Excuse me for including this mene you recently added to your Facebook page, but it did resonate and is pertinent to this letter. Ironically, some of those who you see as the bullies and the bullied, I see as the bullied and the bullies. For me, seeing people attacked for holding traditional, conservative Christian views makes me angry in the same way (I suspect) when you see those holding progressive, liberal views attacked. Even so, whoever bullies is wrong to do so and it is right the likes of us stand with those who are bullied. It was interesting when I read some of your recent writings which you referenced in your Facebook page (something I also do) I felt it appropriate to comment, and tried to do so relevantly and respectfully. Sadly, there were some responses that might be construed as bullying, e.g. “back in the basket now”. Obviously, when we see such comments this shuts down debate (responding too often merely enflames matters) which is sad because having courteous dialogue can be helpful. It illustrates while we can’t always control what people post, we do need be mindful if we are to take bullying seriously and encourage honest and respectful dissent. Over stating our cases, being viscous to our detractors, and not adopting the “true, necessary and kind” principle can raise barriers.
I don’t say these things so much as to score points but rather to point out that not only am I like you an “18-year ministry veteran trying to figure out how to love people well and to live-out the red letters of Jesus” (in my case it has been many more years than that though not always of the highest quality of service), but I too feel compelled to write on similar topics to you for similar reasons as you do, even if we see some things a lot differently. Again I am not here to have a go at you. Checking out the Web there are others who do this with relish but it has also become clear reading comments on your Facebook page, there are many who value what you write and, as I have come to see, you do so prolifically, as do I. I describe myself as a “gospel preaching, community activist”, recognizing the need to balance saying with doing (which is why ministry wise I am deeply committed to helping the homeless), but I am also keen to check out others who might be of a similar ilk. I have found quite a few, particularly in America, who are in that category, and who blog. I include your good self. I have found too they offer a wide range of views, sometimes conflicting. But I am also a great believer in the finding common ground principle, which is why I write here.
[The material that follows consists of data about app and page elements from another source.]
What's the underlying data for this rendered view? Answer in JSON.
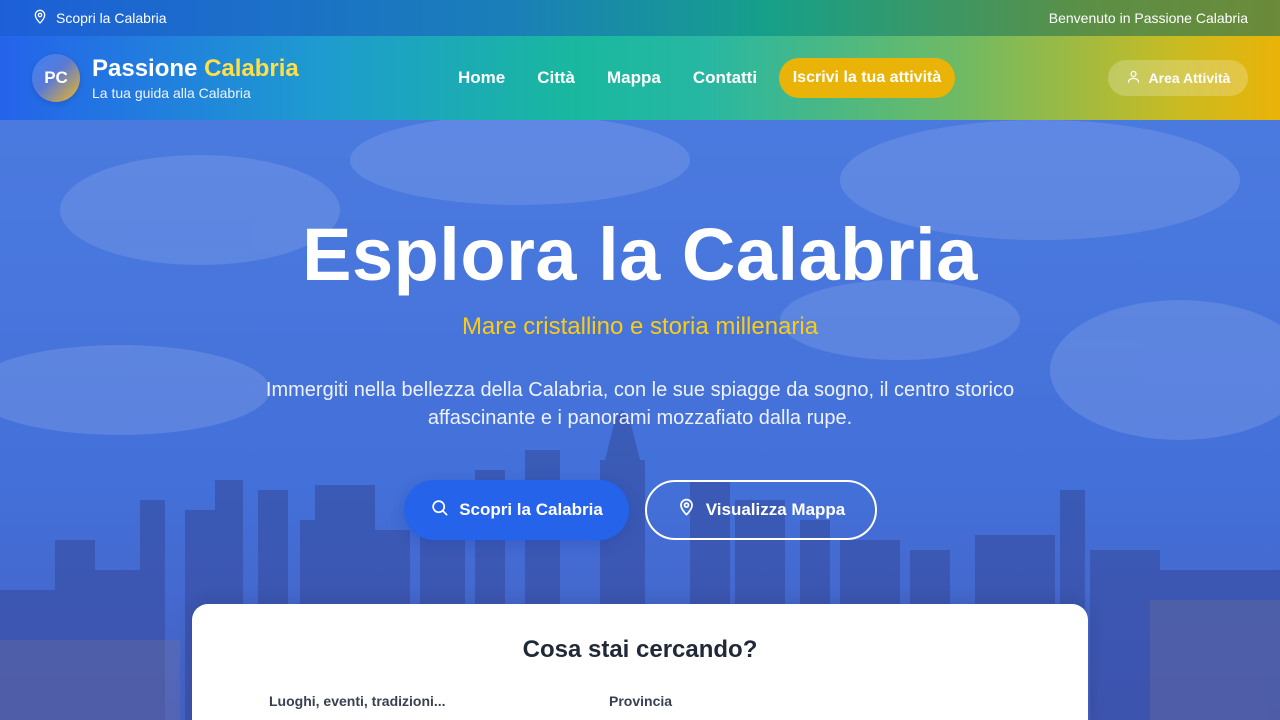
{
  "colors": {
    "primary": "#2563eb",
    "accent": "#eab308",
    "tagline": "#facc15"
  },
  "topbar": {
    "location_icon": "map-pin-icon",
    "left_text": "Scopri la Calabria",
    "right_text": "Benvenuto in Passione Calabria"
  },
  "header": {
    "logo_initials": "PC",
    "brand_part1": "Passione",
    "brand_part2": "Calabria",
    "brand_subtitle": "La tua guida alla Calabria",
    "nav": {
      "home": "Home",
      "citta": "Città",
      "mappa": "Mappa",
      "contatti": "Contatti"
    },
    "cta_label": "Iscrivi la tua attività",
    "area_icon": "user-icon",
    "area_label": "Area Attività"
  },
  "hero": {
    "title": "Esplora la Calabria",
    "tagline": "Mare cristallino e storia millenaria",
    "description": "Immergiti nella bellezza della Calabria, con le sue spiagge da sogno, il centro storico affascinante e i panorami mozzafiato dalla rupe.",
    "primary_button": "Scopri la Calabria",
    "primary_icon": "search-icon",
    "secondary_button": "Visualizza Mappa",
    "secondary_icon": "map-pin-icon"
  },
  "search": {
    "title": "Cosa stai cercando?",
    "query_label": "Luoghi, eventi, tradizioni...",
    "province_label": "Provincia"
  }
}
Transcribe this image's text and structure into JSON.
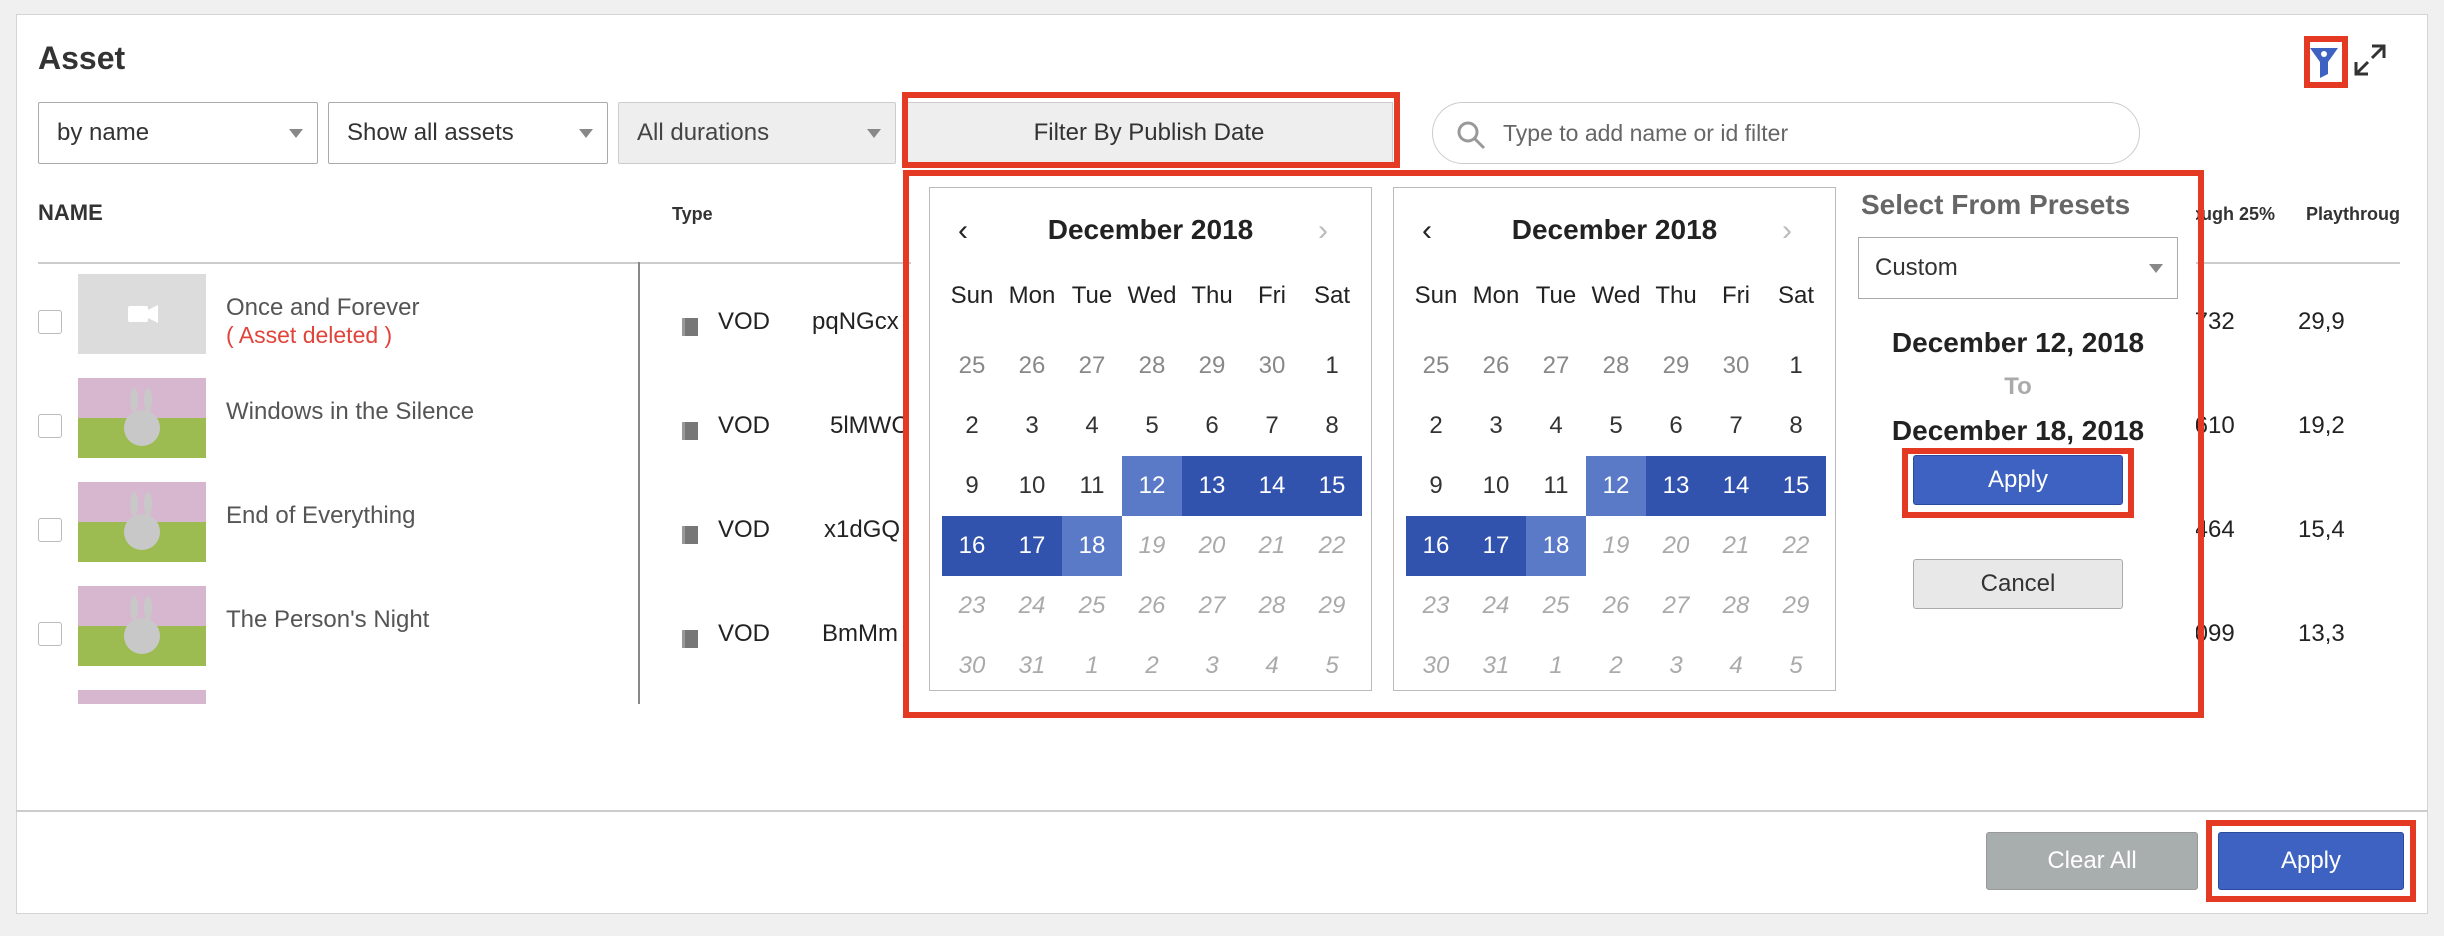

I have read enough of what you have written to concur that some of your “social justice” concerns (for want of a better term) are mine too but also there are other matters in which it appears we disagree profoundly. For example, another of my recent blog posts was titled: “King Cyrus and President Trump”. In it I argued that despite his many shortcomings President Trump may be a modern day King Cyrus (ref. Isaiah 45) who God has raised up for such a time as this. I suspect from reading what you have written, we will disagree strongly on that point and likely many other points too e.g. the direction we want America to go (although, not being American, I don’t fully qualify to pontificate, except for the old adage: when America sneezes Britain catches a cold). Yet I hope there are many things we will agree on (maybe even join forces) e.g. God is neither Democrat nor Republican; the poor and dis-empowered need to be served, whatever their age, sex, sexuality, race, religion, (dis)ability, status in society etc., and God needs to be honoured and obeyed. And as another of your menes says: “keep loving people“.
I should add as one who tries to base his views on what the Bible says (and this trumps everything else), I often reach quite different understandings to you, even though I recognise there are times we can disagree on things that are not essential. I don’t wish to pick an argument but rather to point out: while our areas of disagreement are significant, there are areas of common ground if we try to take Jesus’ teachings seriously, and there are huge areas of need in this world, where we can and need to make a difference.
Peace and may God bless you